Kohlberg Kravis Roberts is preparing to divest approximately 25 percent of pet products retailer Pets at Home, via an initial public offering on the London Stock Exchange.
The flotation is likely to value the business at about £1.5 billion and generate proceeds of approximately £275 million. Coupled with a new £325 million senior facility, that will allow the business to repay all of its outstanding existing senior facilities, according to a Pets at Home statement. Net debt would then stand at about £275 million or approximately 2.5x net debt of the underlying EBITDA of £110.2 million forecasted for March 2014.
KKR acquired Pets at Home in 2010 for £955 million, a deal that netted its previous private equity owner Bridgepoint a 8x return.
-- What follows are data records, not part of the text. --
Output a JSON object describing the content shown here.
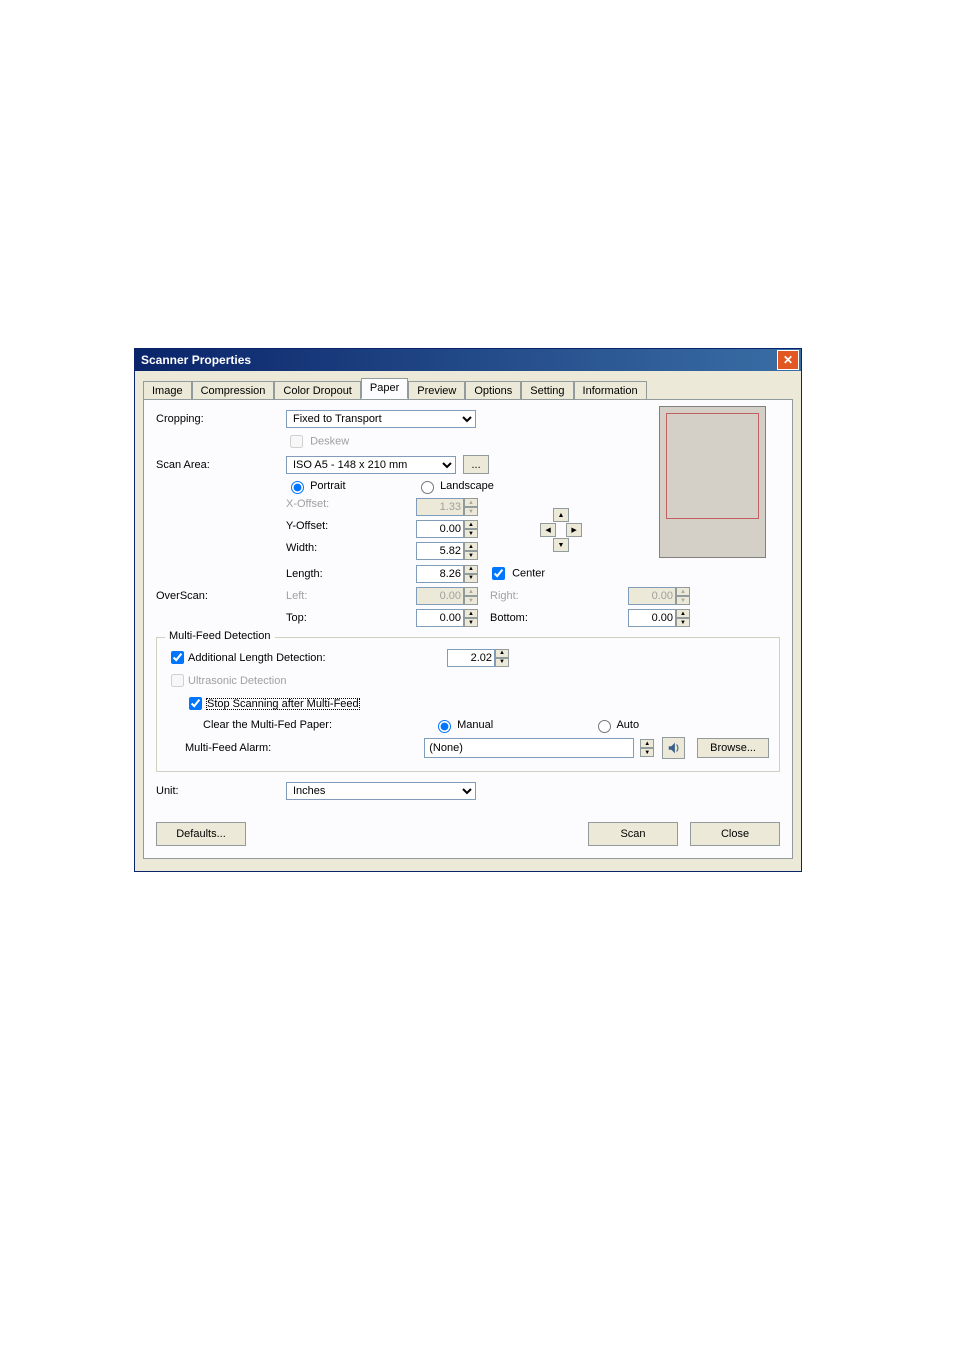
{
  "window": {
    "title": "Scanner Properties"
  },
  "tabs": {
    "image": "Image",
    "compression": "Compression",
    "color_dropout": "Color Dropout",
    "paper": "Paper",
    "preview": "Preview",
    "options": "Options",
    "setting": "Setting",
    "information": "Information"
  },
  "paper": {
    "cropping_label": "Cropping:",
    "cropping_value": "Fixed to Transport",
    "deskew_label": "Deskew",
    "scan_area_label": "Scan Area:",
    "scan_area_value": "ISO A5 - 148 x 210 mm",
    "ellipsis": "...",
    "portrait_label": "Portrait",
    "landscape_label": "Landscape",
    "xoffset_label": "X-Offset:",
    "xoffset_value": "1.33",
    "yoffset_label": "Y-Offset:",
    "yoffset_value": "0.00",
    "width_label": "Width:",
    "width_value": "5.82",
    "length_label": "Length:",
    "length_value": "8.26",
    "center_label": "Center",
    "overscan_label": "OverScan:",
    "left_label": "Left:",
    "left_value": "0.00",
    "top_label": "Top:",
    "top_value": "0.00",
    "right_label": "Right:",
    "right_value": "0.00",
    "bottom_label": "Bottom:",
    "bottom_value": "0.00"
  },
  "mfd": {
    "group_title": "Multi-Feed Detection",
    "add_len_label": "Additional Length Detection:",
    "add_len_value": "2.02",
    "ultrasonic_label": "Ultrasonic Detection",
    "stop_label": "Stop Scanning after Multi-Feed",
    "clear_label": "Clear the Multi-Fed Paper:",
    "manual_label": "Manual",
    "auto_label": "Auto",
    "alarm_label": "Multi-Feed Alarm:",
    "alarm_value": "(None)",
    "browse_label": "Browse..."
  },
  "unit": {
    "label": "Unit:",
    "value": "Inches"
  },
  "buttons": {
    "defaults": "Defaults...",
    "scan": "Scan",
    "close": "Close"
  }
}
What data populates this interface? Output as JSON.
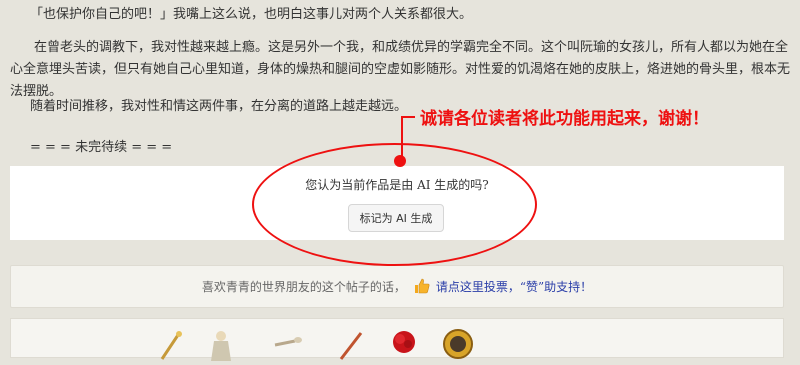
{
  "story": {
    "p1": "「也保护你自己的吧！」我嘴上这么说，也明白这事儿对两个人关系都很大。",
    "p2": "在曾老头的调教下，我对性越来越上瘾。这是另外一个我，和成绩优异的学霸完全不同。这个叫阮瑜的女孩儿，所有人都以为她在全心全意埋头苦读，但只有她自己心里知道，身体的燥热和腿间的空虚如影随形。对性爱的饥渴烙在她的皮肤上，烙进她的骨头里，根本无法摆脱。",
    "p3": "随着时间推移，我对性和情这两件事，在分离的道路上越走越远。",
    "p4": "= = = 未完待续 = = ="
  },
  "ai_check": {
    "question": "您认为当前作品是由 AI 生成的吗?",
    "button_label": "标记为 AI 生成"
  },
  "vote": {
    "lead": "喜欢青青的世界朋友的这个帖子的话，",
    "link": "请点这里投票，“赞”助支持！",
    "icon": "thumbs-up-icon"
  },
  "annotation": {
    "text": "诚请各位读者将此功能用起来，谢谢！",
    "color": "#e11111"
  },
  "gifts": [
    "wand-icon",
    "figure-icon",
    "pipe-icon",
    "sword-icon",
    "rose-icon",
    "medal-icon"
  ]
}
During KKR’s ownership, Pets at Home has continued to grow. The company, which has 369 stores, had a compound annual growth rate of 2.6 percent between 2008 and 2012, with no years of negative growth and outpacing the broader UK retail sector over the same period. It estimates this market to be worth some £5.4 billion, “supported by a stable UK pet population”, according to a statement.
POUNDLAND TO CASH IN
The planned IPO comes just after Poundland, which is owned by Warburg Pincus, also announced its intention to float on the London Stock Exchange. The IPO will take place in March, and is likely to value the UK discount retailer between £700 million and £750 million.
Warburg will sell at least 25 percent of its shares in the IPO, according to a Poundland statement. The firm bought the business in May 2010 from Advent International; it invested £200 million in an all-equity deal via Warburg Pincus Private Equity X, a $15 billion global private equity fund, PEI reported at the time.
Under Warburg’s ownership, Poundland has enjoyed an annual compound annual growth rate of 17 percent. Revenues grew to £880.5 million in the 2013 financial year from £641.5 million in 2011. In September 2011, Warburg supported the company’s entry into the Irish market with the launch of Dealz, where Poundland sells the majority of its products for €1.49, compared to £1 in the UK.
“The value retail sector has been through a period of profound change in scale, customer perception and financial performance. The sector is now a mainstream feature of the UK retail market and Poundland has been a central architect of that change,” Jim McCarthy, CEO of Poundland, said in the statement.
The business has also bolstered its board of directors by appointing a few retail veterans. They include Tea Colaianni, group human resources director at Merlin Entertainments, the entertainment group that The Blackstone Group partially exited last year in a £.3.2 billion IPO – the largest sponsor-backed IPO in Europe in 2013, according to CMBOR.
ISS FINALLY EYES EXIT
Completing the trio is ISS, a Danish facility services company owned by EQT Partners and Goldman Sachs Capital Partners, which also announced plans to go public – this time on the NASDAQ OMX Copenhagen stock exchange.
The IPO, in which Goldman and EQT will sell down part of their stakes in the business, is expected to raise proceeds of approximately DKK 8 billion (€1.07 billion, $1.47 billion), according to a ISS statement.
Ontario Teachers’ Pension Plan and KIRKBI Invest, the family office behind the LEGO toy brand, which also own part of the business, do not plan to sell any shares in connection with the IPO, ISS said.
The IPO will be a relief for EQT Partners and Goldman, who bought ISS for around €3.1 billion in 2005 and have been trying to exit the business for some time. The firms first considered an IPO in 2007, but cancelled this due to turmoil in the financial markets. They almost sold it to Apax Partners in 2011 for $8.5 billion, but that deal collapsed. Then in 2012, a proposed £5.2 billion (€6.8 billion, $8.1 billion) sale to trade player G4S failed following opposition from G4S’s shareholders. EQT and Goldman have since sold a minority stake in the business to OTTP and KIRKBI.
The recent listings are a further sign of the revival of the European IPO market. In 2013, the value of IPO exits reached a record €25 billion from 20 IPOs, up from just one IPO of €3.7 billion in 2012, according to CMBOR.